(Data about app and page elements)
↓↓↓
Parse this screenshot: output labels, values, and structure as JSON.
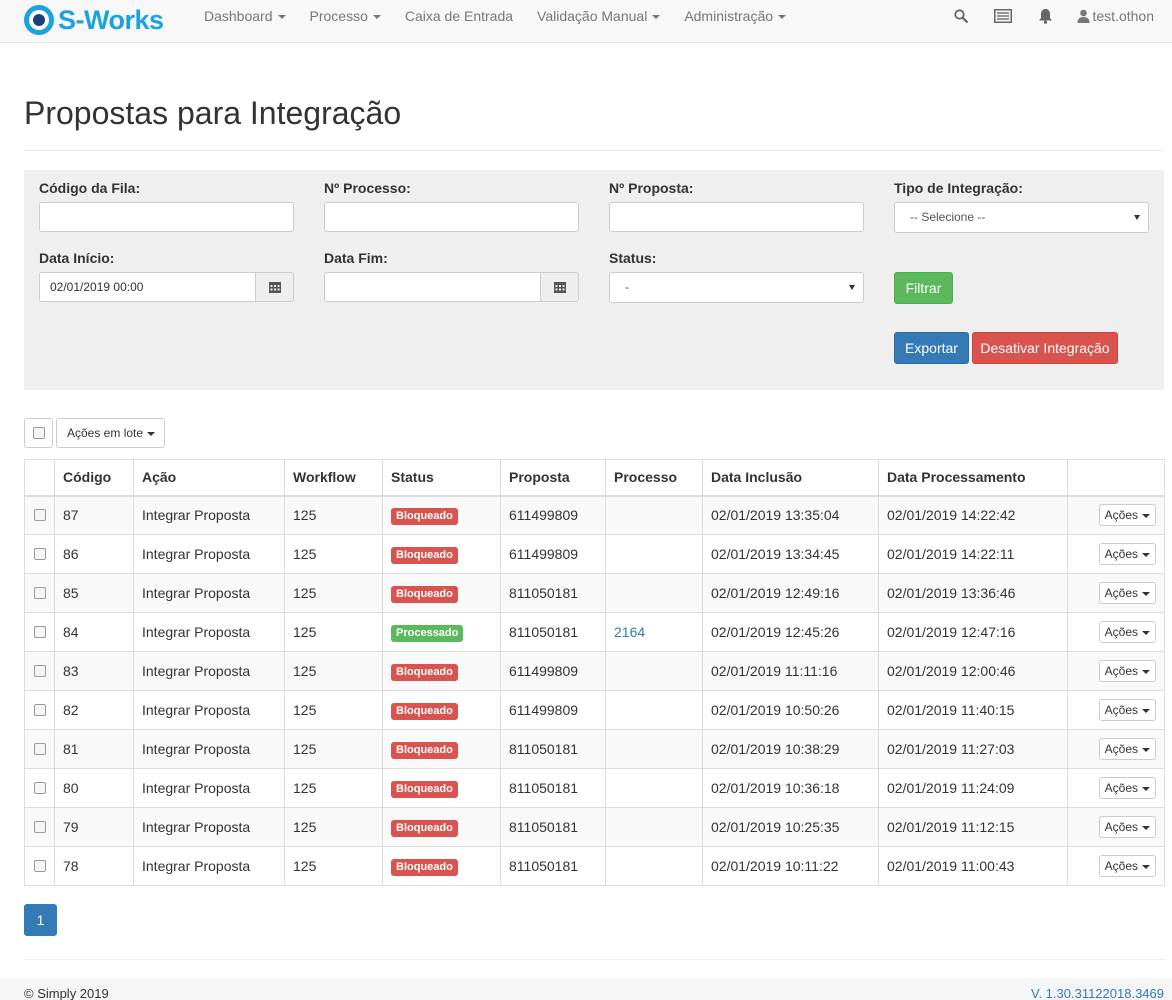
{
  "brand": {
    "name": "S-Works"
  },
  "nav": {
    "items": [
      {
        "label": "Dashboard",
        "dropdown": true
      },
      {
        "label": "Processo",
        "dropdown": true
      },
      {
        "label": "Caixa de Entrada",
        "dropdown": false
      },
      {
        "label": "Validação Manual",
        "dropdown": true
      },
      {
        "label": "Administração",
        "dropdown": true
      }
    ],
    "user": "test.othon"
  },
  "page": {
    "title": "Propostas para Integração"
  },
  "filters": {
    "codigo_fila": {
      "label": "Código da Fila:",
      "value": ""
    },
    "processo": {
      "label": "Nº Processo:",
      "value": ""
    },
    "proposta": {
      "label": "Nº Proposta:",
      "value": ""
    },
    "tipo": {
      "label": "Tipo de Integração:",
      "value": "-- Selecione --"
    },
    "data_inicio": {
      "label": "Data Início:",
      "value": "02/01/2019 00:00"
    },
    "data_fim": {
      "label": "Data Fim:",
      "value": ""
    },
    "status": {
      "label": "Status:",
      "value": "-"
    },
    "filtrar": "Filtrar",
    "exportar": "Exportar",
    "desativar": "Desativar Integração"
  },
  "bulk": {
    "label": "Ações em lote"
  },
  "table": {
    "columns": [
      "Código",
      "Ação",
      "Workflow",
      "Status",
      "Proposta",
      "Processo",
      "Data Inclusão",
      "Data Processamento"
    ],
    "action_label": "Ações",
    "rows": [
      {
        "codigo": "87",
        "acao": "Integrar Proposta",
        "workflow": "125",
        "status": "Bloqueado",
        "proposta": "611499809",
        "processo": "",
        "inclusao": "02/01/2019 13:35:04",
        "processamento": "02/01/2019 14:22:42"
      },
      {
        "codigo": "86",
        "acao": "Integrar Proposta",
        "workflow": "125",
        "status": "Bloqueado",
        "proposta": "611499809",
        "processo": "",
        "inclusao": "02/01/2019 13:34:45",
        "processamento": "02/01/2019 14:22:11"
      },
      {
        "codigo": "85",
        "acao": "Integrar Proposta",
        "workflow": "125",
        "status": "Bloqueado",
        "proposta": "811050181",
        "processo": "",
        "inclusao": "02/01/2019 12:49:16",
        "processamento": "02/01/2019 13:36:46"
      },
      {
        "codigo": "84",
        "acao": "Integrar Proposta",
        "workflow": "125",
        "status": "Processado",
        "proposta": "811050181",
        "processo": "2164",
        "inclusao": "02/01/2019 12:45:26",
        "processamento": "02/01/2019 12:47:16"
      },
      {
        "codigo": "83",
        "acao": "Integrar Proposta",
        "workflow": "125",
        "status": "Bloqueado",
        "proposta": "611499809",
        "processo": "",
        "inclusao": "02/01/2019 11:11:16",
        "processamento": "02/01/2019 12:00:46"
      },
      {
        "codigo": "82",
        "acao": "Integrar Proposta",
        "workflow": "125",
        "status": "Bloqueado",
        "proposta": "611499809",
        "processo": "",
        "inclusao": "02/01/2019 10:50:26",
        "processamento": "02/01/2019 11:40:15"
      },
      {
        "codigo": "81",
        "acao": "Integrar Proposta",
        "workflow": "125",
        "status": "Bloqueado",
        "proposta": "811050181",
        "processo": "",
        "inclusao": "02/01/2019 10:38:29",
        "processamento": "02/01/2019 11:27:03"
      },
      {
        "codigo": "80",
        "acao": "Integrar Proposta",
        "workflow": "125",
        "status": "Bloqueado",
        "proposta": "811050181",
        "processo": "",
        "inclusao": "02/01/2019 10:36:18",
        "processamento": "02/01/2019 11:24:09"
      },
      {
        "codigo": "79",
        "acao": "Integrar Proposta",
        "workflow": "125",
        "status": "Bloqueado",
        "proposta": "811050181",
        "processo": "",
        "inclusao": "02/01/2019 10:25:35",
        "processamento": "02/01/2019 11:12:15"
      },
      {
        "codigo": "78",
        "acao": "Integrar Proposta",
        "workflow": "125",
        "status": "Bloqueado",
        "proposta": "811050181",
        "processo": "",
        "inclusao": "02/01/2019 10:11:22",
        "processamento": "02/01/2019 11:00:43"
      }
    ]
  },
  "status_colors": {
    "Bloqueado": "#d9534f",
    "Processado": "#5cb85c"
  },
  "pagination": {
    "current": "1"
  },
  "footer": {
    "copyright": "© Simply 2019",
    "version": "V. 1.30.31122018.3469"
  }
}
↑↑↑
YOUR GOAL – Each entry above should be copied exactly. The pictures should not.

RESULT BELOW –
Parse this screenshot: output labels, values, and structure as JSON.
{
  "brand": {
    "name": "S-Works"
  },
  "nav": {
    "items": [
      {
        "label": "Dashboard",
        "dropdown": true
      },
      {
        "label": "Processo",
        "dropdown": true
      },
      {
        "label": "Caixa de Entrada",
        "dropdown": false
      },
      {
        "label": "Validação Manual",
        "dropdown": true
      },
      {
        "label": "Administração",
        "dropdown": true
      }
    ],
    "user": "test.othon"
  },
  "page": {
    "title": "Propostas para Integração"
  },
  "filters": {
    "codigo_fila": {
      "label": "Código da Fila:",
      "value": ""
    },
    "processo": {
      "label": "Nº Processo:",
      "value": ""
    },
    "proposta": {
      "label": "Nº Proposta:",
      "value": ""
    },
    "tipo": {
      "label": "Tipo de Integração:",
      "value": "-- Selecione --"
    },
    "data_inicio": {
      "label": "Data Início:",
      "value": "02/01/2019 00:00"
    },
    "data_fim": {
      "label": "Data Fim:",
      "value": ""
    },
    "status": {
      "label": "Status:",
      "value": "-"
    },
    "filtrar": "Filtrar",
    "exportar": "Exportar",
    "desativar": "Desativar Integração"
  },
  "bulk": {
    "label": "Ações em lote"
  },
  "table": {
    "columns": [
      "Código",
      "Ação",
      "Workflow",
      "Status",
      "Proposta",
      "Processo",
      "Data Inclusão",
      "Data Processamento"
    ],
    "action_label": "Ações",
    "rows": [
      {
        "codigo": "87",
        "acao": "Integrar Proposta",
        "workflow": "125",
        "status": "Bloqueado",
        "proposta": "611499809",
        "processo": "",
        "inclusao": "02/01/2019 13:35:04",
        "processamento": "02/01/2019 14:22:42"
      },
      {
        "codigo": "86",
        "acao": "Integrar Proposta",
        "workflow": "125",
        "status": "Bloqueado",
        "proposta": "611499809",
        "processo": "",
        "inclusao": "02/01/2019 13:34:45",
        "processamento": "02/01/2019 14:22:11"
      },
      {
        "codigo": "85",
        "acao": "Integrar Proposta",
        "workflow": "125",
        "status": "Bloqueado",
        "proposta": "811050181",
        "processo": "",
        "inclusao": "02/01/2019 12:49:16",
        "processamento": "02/01/2019 13:36:46"
      },
      {
        "codigo": "84",
        "acao": "Integrar Proposta",
        "workflow": "125",
        "status": "Processado",
        "proposta": "811050181",
        "processo": "2164",
        "inclusao": "02/01/2019 12:45:26",
        "processamento": "02/01/2019 12:47:16"
      },
      {
        "codigo": "83",
        "acao": "Integrar Proposta",
        "workflow": "125",
        "status": "Bloqueado",
        "proposta": "611499809",
        "processo": "",
        "inclusao": "02/01/2019 11:11:16",
        "processamento": "02/01/2019 12:00:46"
      },
      {
        "codigo": "82",
        "acao": "Integrar Proposta",
        "workflow": "125",
        "status": "Bloqueado",
        "proposta": "611499809",
        "processo": "",
        "inclusao": "02/01/2019 10:50:26",
        "processamento": "02/01/2019 11:40:15"
      },
      {
        "codigo": "81",
        "acao": "Integrar Proposta",
        "workflow": "125",
        "status": "Bloqueado",
        "proposta": "811050181",
        "processo": "",
        "inclusao": "02/01/2019 10:38:29",
        "processamento": "02/01/2019 11:27:03"
      },
      {
        "codigo": "80",
        "acao": "Integrar Proposta",
        "workflow": "125",
        "status": "Bloqueado",
        "proposta": "811050181",
        "processo": "",
        "inclusao": "02/01/2019 10:36:18",
        "processamento": "02/01/2019 11:24:09"
      },
      {
        "codigo": "79",
        "acao": "Integrar Proposta",
        "workflow": "125",
        "status": "Bloqueado",
        "proposta": "811050181",
        "processo": "",
        "inclusao": "02/01/2019 10:25:35",
        "processamento": "02/01/2019 11:12:15"
      },
      {
        "codigo": "78",
        "acao": "Integrar Proposta",
        "workflow": "125",
        "status": "Bloqueado",
        "proposta": "811050181",
        "processo": "",
        "inclusao": "02/01/2019 10:11:22",
        "processamento": "02/01/2019 11:00:43"
      }
    ]
  },
  "status_colors": {
    "Bloqueado": "#d9534f",
    "Processado": "#5cb85c"
  },
  "pagination": {
    "current": "1"
  },
  "footer": {
    "copyright": "© Simply 2019",
    "version": "V. 1.30.31122018.3469"
  }
}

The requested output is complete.